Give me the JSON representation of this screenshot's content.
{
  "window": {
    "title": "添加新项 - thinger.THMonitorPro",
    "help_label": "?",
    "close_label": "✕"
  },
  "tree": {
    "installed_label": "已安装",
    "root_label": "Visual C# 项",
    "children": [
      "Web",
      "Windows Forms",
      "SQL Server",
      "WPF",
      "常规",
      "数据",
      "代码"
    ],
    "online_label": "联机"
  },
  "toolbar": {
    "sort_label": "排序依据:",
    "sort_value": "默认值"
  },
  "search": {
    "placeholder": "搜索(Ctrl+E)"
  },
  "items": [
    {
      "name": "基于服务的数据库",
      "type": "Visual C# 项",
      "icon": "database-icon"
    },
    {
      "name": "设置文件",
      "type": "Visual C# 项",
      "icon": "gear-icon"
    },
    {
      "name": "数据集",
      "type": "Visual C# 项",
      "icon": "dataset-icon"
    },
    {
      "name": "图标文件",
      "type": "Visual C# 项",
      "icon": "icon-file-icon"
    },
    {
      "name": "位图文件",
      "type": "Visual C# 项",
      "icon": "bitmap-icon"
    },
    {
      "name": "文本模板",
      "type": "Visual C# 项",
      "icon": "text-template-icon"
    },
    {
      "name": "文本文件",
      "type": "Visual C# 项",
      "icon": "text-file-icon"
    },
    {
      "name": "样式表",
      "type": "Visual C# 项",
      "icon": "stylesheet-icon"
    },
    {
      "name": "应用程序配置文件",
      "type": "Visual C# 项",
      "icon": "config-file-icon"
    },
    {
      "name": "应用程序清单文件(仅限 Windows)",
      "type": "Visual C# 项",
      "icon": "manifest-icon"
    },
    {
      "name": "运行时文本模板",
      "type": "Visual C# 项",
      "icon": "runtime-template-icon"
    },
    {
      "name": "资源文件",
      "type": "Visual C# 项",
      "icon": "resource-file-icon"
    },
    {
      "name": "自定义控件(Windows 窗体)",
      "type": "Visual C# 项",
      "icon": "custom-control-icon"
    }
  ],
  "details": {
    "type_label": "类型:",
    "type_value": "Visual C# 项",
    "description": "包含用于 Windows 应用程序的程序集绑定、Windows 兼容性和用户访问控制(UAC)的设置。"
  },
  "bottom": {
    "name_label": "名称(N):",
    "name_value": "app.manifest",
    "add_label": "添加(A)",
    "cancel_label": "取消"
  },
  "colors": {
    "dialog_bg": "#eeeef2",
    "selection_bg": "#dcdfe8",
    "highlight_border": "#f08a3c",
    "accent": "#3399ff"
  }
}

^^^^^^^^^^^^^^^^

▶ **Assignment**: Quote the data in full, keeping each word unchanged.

▶ **Task output**:
Give me the JSON representation of this screenshot's content.
{
  "window": {
    "title": "添加新项 - thinger.THMonitorPro",
    "help_label": "?",
    "close_label": "✕"
  },
  "tree": {
    "installed_label": "已安装",
    "root_label": "Visual C# 项",
    "children": [
      "Web",
      "Windows Forms",
      "SQL Server",
      "WPF",
      "常规",
      "数据",
      "代码"
    ],
    "online_label": "联机"
  },
  "toolbar": {
    "sort_label": "排序依据:",
    "sort_value": "默认值"
  },
  "search": {
    "placeholder": "搜索(Ctrl+E)"
  },
  "items": [
    {
      "name": "基于服务的数据库",
      "type": "Visual C# 项",
      "icon": "database-icon"
    },
    {
      "name": "设置文件",
      "type": "Visual C# 项",
      "icon": "gear-icon"
    },
    {
      "name": "数据集",
      "type": "Visual C# 项",
      "icon": "dataset-icon"
    },
    {
      "name": "图标文件",
      "type": "Visual C# 项",
      "icon": "icon-file-icon"
    },
    {
      "name": "位图文件",
      "type": "Visual C# 项",
      "icon": "bitmap-icon"
    },
    {
      "name": "文本模板",
      "type": "Visual C# 项",
      "icon": "text-template-icon"
    },
    {
      "name": "文本文件",
      "type": "Visual C# 项",
      "icon": "text-file-icon"
    },
    {
      "name": "样式表",
      "type": "Visual C# 项",
      "icon": "stylesheet-icon"
    },
    {
      "name": "应用程序配置文件",
      "type": "Visual C# 项",
      "icon": "config-file-icon"
    },
    {
      "name": "应用程序清单文件(仅限 Windows)",
      "type": "Visual C# 项",
      "icon": "manifest-icon"
    },
    {
      "name": "运行时文本模板",
      "type": "Visual C# 项",
      "icon": "runtime-template-icon"
    },
    {
      "name": "资源文件",
      "type": "Visual C# 项",
      "icon": "resource-file-icon"
    },
    {
      "name": "自定义控件(Windows 窗体)",
      "type": "Visual C# 项",
      "icon": "custom-control-icon"
    }
  ],
  "details": {
    "type_label": "类型:",
    "type_value": "Visual C# 项",
    "description": "包含用于 Windows 应用程序的程序集绑定、Windows 兼容性和用户访问控制(UAC)的设置。"
  },
  "bottom": {
    "name_label": "名称(N):",
    "name_value": "app.manifest",
    "add_label": "添加(A)",
    "cancel_label": "取消"
  },
  "colors": {
    "dialog_bg": "#eeeef2",
    "selection_bg": "#dcdfe8",
    "highlight_border": "#f08a3c",
    "accent": "#3399ff"
  }
}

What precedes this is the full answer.